Nobody likes to get yelled at—no less be scolded so severely that they feel as though their skin has just been torn off. I know, quite a frightening visual. Interestingly, the English language is full of such words, many of which show up on the GRE.
I remember physical education in middle school. The gym teacher would always find some reason to lambaste me. That is, he’d criticize me harshly for keeping my butt too high in the air during push-ups. He’d lambaste for me for not running down a fly ball. Oh, the memories!
Interestingly, the etymology dictionary seems stymied on just where this word came from. It has nothing to do with Mary’s little pet getting screamed at or, for that matter, getting put in the oven. But that’s thing with English: a polyglot mongrel, it has bequeathed us words whose origins are lost in the murk of linguistic history! I guess I’m lambasting lambaste.
Sometimes my gym teacher would pull me into his office and say something to the effect of, “Lele, you need to start giving a damn out there!” These lengthy speeches, or harangues, would always cast me as unmotivated lout and include lots of spit and vitriol. Harangue can also be a verb.
This word isn’t nearly as common as its noun form, vituperation. Both describe a severe dressing down, one in which some violence might even occur. If you’ve ever seen the movies of the rabid drill sergeant standing three inches from the face of a new recruit, you have a mental snapshot of one person vituperating another. Now drop and give me 50, piss ant!
With this word, the person or thing you are screaming at doesn’t actually have to be present. Inveigh is actually closely related the verb rail, which means to bitterly and hostilely criticize somebody or something, usually when that thing isn’t present. To hear somebody inveighing against social injustices, you might need to walk farther than your local bus or train station.
Inveigh can also take written form. Almost every magazine and newspaper has a section where people can inveigh the editors (praise, though not as common, is also an option) for publishing a certain piece or taking a stand on a contentious issue.

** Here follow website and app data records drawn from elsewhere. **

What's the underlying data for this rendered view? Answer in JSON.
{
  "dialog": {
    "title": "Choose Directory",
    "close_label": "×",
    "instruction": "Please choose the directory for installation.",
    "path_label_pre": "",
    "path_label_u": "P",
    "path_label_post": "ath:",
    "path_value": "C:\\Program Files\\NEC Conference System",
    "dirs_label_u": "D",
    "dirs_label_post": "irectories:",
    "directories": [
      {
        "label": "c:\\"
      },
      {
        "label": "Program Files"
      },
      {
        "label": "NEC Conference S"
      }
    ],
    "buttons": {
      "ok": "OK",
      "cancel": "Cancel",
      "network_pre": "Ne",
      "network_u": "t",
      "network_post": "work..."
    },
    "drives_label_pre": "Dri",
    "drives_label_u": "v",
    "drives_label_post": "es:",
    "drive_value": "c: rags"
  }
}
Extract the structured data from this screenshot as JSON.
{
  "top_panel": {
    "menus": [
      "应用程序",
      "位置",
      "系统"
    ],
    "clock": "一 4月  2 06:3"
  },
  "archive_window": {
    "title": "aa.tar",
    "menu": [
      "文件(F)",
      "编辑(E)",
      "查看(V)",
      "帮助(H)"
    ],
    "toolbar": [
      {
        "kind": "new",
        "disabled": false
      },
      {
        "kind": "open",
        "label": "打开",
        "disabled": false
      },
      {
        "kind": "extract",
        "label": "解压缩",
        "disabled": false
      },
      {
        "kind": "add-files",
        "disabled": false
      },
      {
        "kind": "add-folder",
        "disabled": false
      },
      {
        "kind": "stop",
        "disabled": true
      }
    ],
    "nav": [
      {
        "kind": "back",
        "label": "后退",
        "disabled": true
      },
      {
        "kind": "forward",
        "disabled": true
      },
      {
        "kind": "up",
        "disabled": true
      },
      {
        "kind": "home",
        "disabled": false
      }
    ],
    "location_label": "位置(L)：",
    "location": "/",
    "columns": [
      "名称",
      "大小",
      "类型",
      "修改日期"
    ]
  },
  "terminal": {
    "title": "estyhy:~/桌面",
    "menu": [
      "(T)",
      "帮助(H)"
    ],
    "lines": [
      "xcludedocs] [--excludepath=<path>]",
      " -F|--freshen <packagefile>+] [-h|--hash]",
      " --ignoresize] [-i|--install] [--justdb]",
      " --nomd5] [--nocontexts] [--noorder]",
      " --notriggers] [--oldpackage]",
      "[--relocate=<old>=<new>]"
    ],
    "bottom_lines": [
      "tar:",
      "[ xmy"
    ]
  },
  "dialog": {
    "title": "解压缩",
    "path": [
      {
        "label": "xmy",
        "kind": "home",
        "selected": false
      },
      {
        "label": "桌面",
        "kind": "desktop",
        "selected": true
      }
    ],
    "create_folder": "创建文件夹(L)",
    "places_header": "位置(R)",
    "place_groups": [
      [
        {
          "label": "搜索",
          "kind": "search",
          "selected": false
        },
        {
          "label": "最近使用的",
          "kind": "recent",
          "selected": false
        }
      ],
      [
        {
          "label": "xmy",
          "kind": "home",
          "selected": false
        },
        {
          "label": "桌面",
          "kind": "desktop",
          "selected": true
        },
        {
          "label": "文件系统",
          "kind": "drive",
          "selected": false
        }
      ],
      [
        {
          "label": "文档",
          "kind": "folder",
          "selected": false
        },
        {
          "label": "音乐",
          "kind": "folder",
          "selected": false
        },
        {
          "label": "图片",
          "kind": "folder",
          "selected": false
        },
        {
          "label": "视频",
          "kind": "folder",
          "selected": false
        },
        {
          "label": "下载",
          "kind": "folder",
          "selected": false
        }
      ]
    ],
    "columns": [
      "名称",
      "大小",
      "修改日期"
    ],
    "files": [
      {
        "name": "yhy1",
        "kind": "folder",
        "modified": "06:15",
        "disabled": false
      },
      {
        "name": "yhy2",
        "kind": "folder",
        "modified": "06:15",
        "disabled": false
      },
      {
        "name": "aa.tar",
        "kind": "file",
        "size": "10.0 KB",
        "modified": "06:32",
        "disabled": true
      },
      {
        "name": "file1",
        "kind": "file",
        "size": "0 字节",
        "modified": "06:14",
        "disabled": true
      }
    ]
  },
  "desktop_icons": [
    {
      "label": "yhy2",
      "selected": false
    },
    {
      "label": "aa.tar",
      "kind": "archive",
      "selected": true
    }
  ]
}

This word comes to us via Greek history. Philip of Macedon, Alexander the Great’s father, who became the object of one man’s scorn: Demosthenes. A famed orator, Demosthenes launched into bitter denunciations, or what today has become the word philippic (demosthenestic was too much of a mouthful). Basically, Demosthenes was not a big fan of Philip’s imperialistic notions, so he took every opportunity to stand up in the public square and inveigh against Philip.
Okay, this one is pretty vivid, and perhaps the most intense of the bunch. On a literal level it means to tear somebody’s skin off. Figuratively, this word means to criticize somebody so harshly that that somebody feels as though his or her skin has been torn off. Ouch!